[Data about app and page elements]
<<<<
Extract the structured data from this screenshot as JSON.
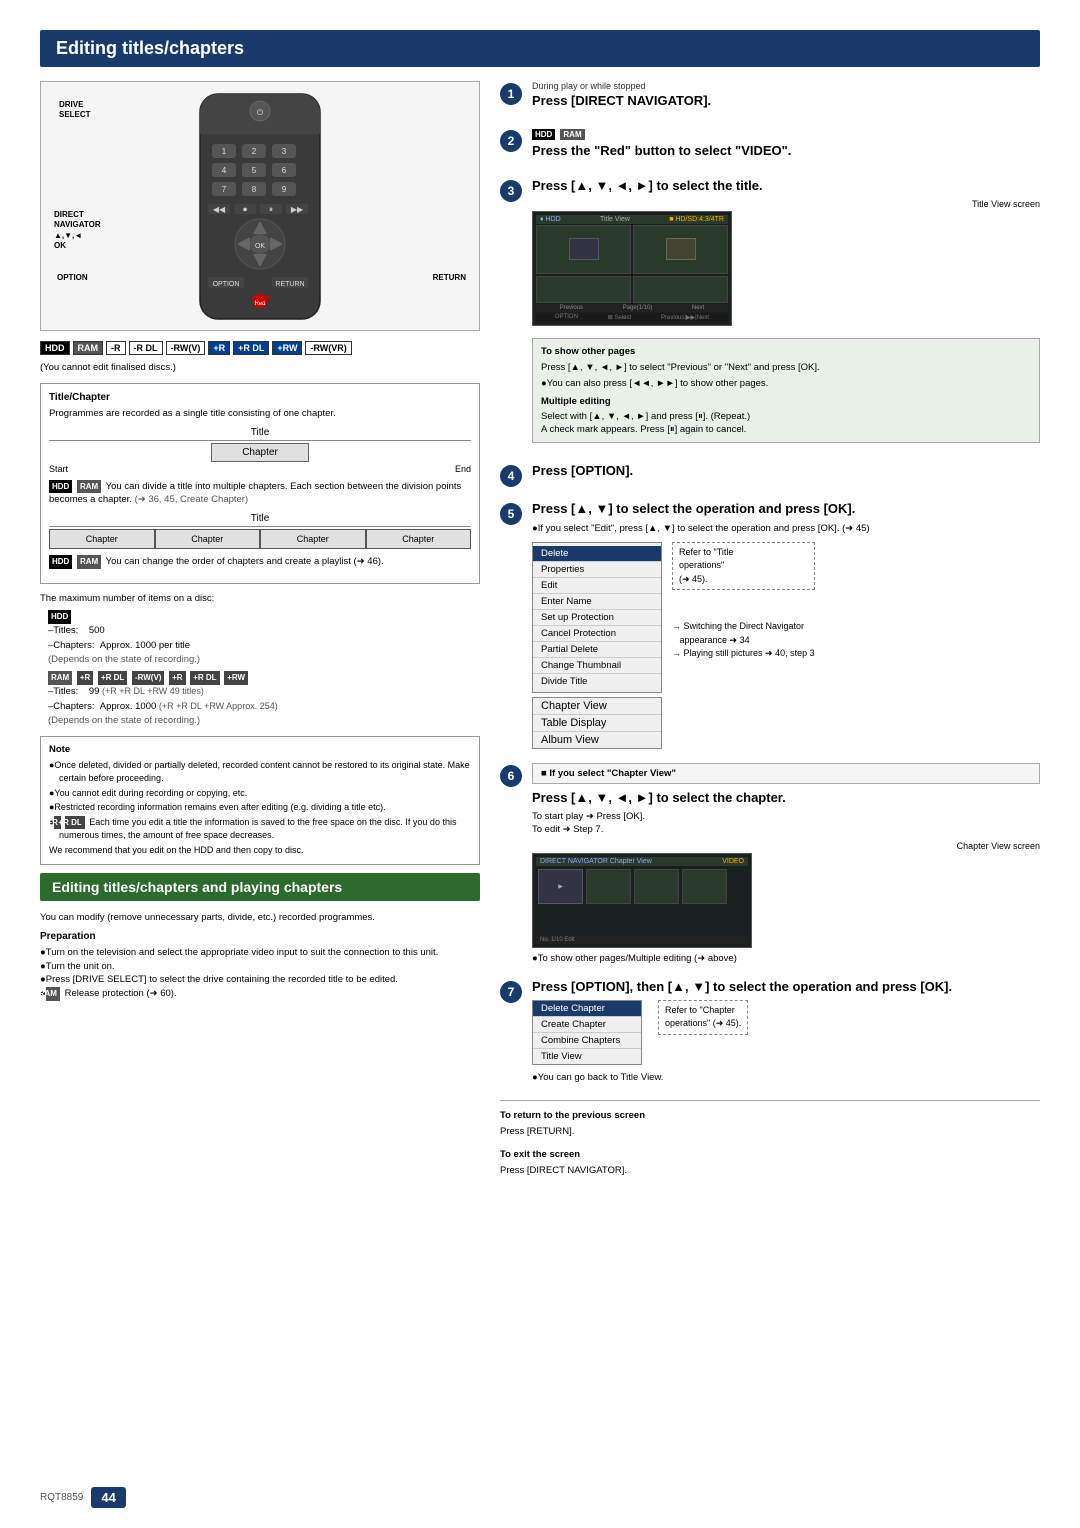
{
  "page": {
    "number": "44",
    "model": "RQT8859"
  },
  "header": {
    "title": "Editing titles/chapters"
  },
  "left": {
    "compat_bar": [
      "HDD",
      "RAM",
      "-R",
      "-R DL",
      "-RW(V)",
      "+R",
      "+R DL",
      "+RW",
      "-RW(VR)"
    ],
    "compat_note": "(You cannot edit finalised discs.)",
    "title_chapter": {
      "heading": "Title/Chapter",
      "desc": "Programmes are recorded as a single title consisting of one chapter.",
      "title_label": "Title",
      "chapter_label": "Chapter",
      "start_label": "Start",
      "end_label": "End",
      "desc2_badge1": "HDD",
      "desc2_badge2": "RAM",
      "desc2": "You can divide a title into multiple chapters. Each section between the division points becomes a chapter.",
      "desc2_ref": "(➜ 36, 45, Create Chapter)",
      "title_label2": "Title",
      "chapter_labels": [
        "Chapter",
        "Chapter",
        "Chapter",
        "Chapter"
      ],
      "desc3_badge1": "HDD",
      "desc3_badge2": "RAM",
      "desc3": "You can change the order of chapters and create a playlist (➜ 46)."
    },
    "max_items": {
      "title": "The maximum number of items on a disc:",
      "hdd_title": "HDD",
      "titles_hdd": "–Titles:\t500",
      "chapters_hdd": "–Chapters:\tApprox. 1000 per title",
      "depends1": "(Depends on the state of recording.)",
      "ram_badges": [
        "RAM",
        "+R",
        "+R DL",
        "-RW(V)",
        "+R",
        "+R DL",
        "+RW"
      ],
      "titles_ram": "–Titles:\t99",
      "titles_ram2": "(+R +R DL +RW 49 titles)",
      "chapters_ram": "–Chapters:\tApprox. 1000",
      "chapters_ram2": "(+R +R DL +RW Approx. 254)",
      "depends2": "(Depends on the state of recording.)"
    },
    "note": {
      "title": "Note",
      "items": [
        "Once deleted, divided or partially deleted, recorded content cannot be restored to its original state. Make certain before proceeding.",
        "You cannot edit during recording or copying, etc.",
        "Restricted recording information remains even after editing (e.g. dividing a title etc).",
        "+R +R DL Each time you edit a title the information is saved to the free space on the disc. If you do this numerous times, the amount of free space decreases.",
        "We recommend that you edit on the HDD and then copy to disc."
      ]
    },
    "section2": {
      "title": "Editing titles/chapters and playing chapters",
      "desc": "You can modify (remove unnecessary parts, divide, etc.) recorded programmes.",
      "prep_title": "Preparation",
      "prep_items": [
        "Turn on the television and select the appropriate video input to suit the connection to this unit.",
        "Turn the unit on.",
        "Press [DRIVE SELECT] to select the drive containing the recorded title to be edited.",
        "RAM Release protection (➜ 60)."
      ]
    }
  },
  "right": {
    "steps": [
      {
        "num": "1",
        "subtitle": "During play or while stopped",
        "main": "Press [DIRECT NAVIGATOR]."
      },
      {
        "num": "2",
        "badges": [
          "HDD",
          "RAM"
        ],
        "main": "Press the \"Red\" button to select \"VIDEO\"."
      },
      {
        "num": "3",
        "main": "Press [▲, ▼, ◄, ►] to select the title.",
        "screen_label": "Title View screen",
        "screen_header_left": "♦ HDD",
        "screen_header_right": "Title View",
        "show_other_pages": {
          "title": "To show other pages",
          "desc1": "Press [▲, ▼, ◄, ►] to select \"Previous\" or \"Next\" and press [OK].",
          "bullet1": "You can also press [◄◄, ►►] to show other pages.",
          "multi_edit_title": "Multiple editing",
          "multi_edit_desc": "Select with [▲, ▼, ◄, ►] and press [⏸]. (Repeat.)",
          "multi_edit_desc2": "A check mark appears. Press [⏸] again to cancel."
        }
      },
      {
        "num": "4",
        "main": "Press [OPTION]."
      },
      {
        "num": "5",
        "main": "Press [▲, ▼] to select the operation and press [OK].",
        "note": "●If you select \"Edit\", press [▲, ▼] to select the operation and press [OK]. (➜ 45)",
        "menu": {
          "items": [
            "Enter Name",
            "Set up Protection",
            "Cancel Protection",
            "Partial Delete",
            "Change Thumbnail",
            "Divide Title"
          ],
          "selected": "Delete",
          "other_items": [
            "Properties",
            "Edit"
          ]
        },
        "annotations": [
          {
            "label": "Delete",
            "note_items": [
              "Refer to \"Title operations\" (➜ 45)."
            ]
          }
        ],
        "sub_items": [
          "Chapter View",
          "Table Display",
          "Album View"
        ],
        "switch_note": "Switching the Direct Navigator appearance ➜ 34",
        "playing_note": "Playing still pictures ➜ 40, step 3"
      },
      {
        "num": "6",
        "if_select": "■ If you select \"Chapter View\"",
        "main": "Press [▲, ▼, ◄, ►] to select the chapter.",
        "start_play": "To start play ➜ Press [OK].",
        "to_edit": "To edit ➜ Step 7.",
        "screen_label": "Chapter View screen",
        "screen_header_left": "DIRECT NAVIGATOR  Chapter View",
        "screen_header_right": "VIDEO",
        "show_other": "●To show other pages/Multiple editing (➜ above)"
      },
      {
        "num": "7",
        "main": "Press [OPTION], then [▲, ▼] to select the operation and press [OK].",
        "menu": {
          "items": [
            "Delete Chapter",
            "Create Chapter",
            "Combine Chapters",
            "Title View"
          ],
          "selected": "Delete Chapter"
        },
        "annotation": "Refer to \"Chapter operations\" (➜ 45).",
        "note": "●You can go back to Title View."
      }
    ],
    "bottom": {
      "return_title": "To return to the previous screen",
      "return_desc": "Press [RETURN].",
      "exit_title": "To exit the screen",
      "exit_desc": "Press [DIRECT NAVIGATOR]."
    }
  }
}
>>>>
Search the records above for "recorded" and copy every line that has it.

TASK RESPONSE:
      "desc": "Programmes are recorded as a single title consisting of one chapter.",
        "Once deleted, divided or partially deleted, recorded content cannot be restored to its original state. Make certain before proceeding.",
      "desc": "You can modify (remove unnecessary parts, divide, etc.) recorded programmes.",
        "Press [DRIVE SELECT] to select the drive containing the recorded title to be edited.",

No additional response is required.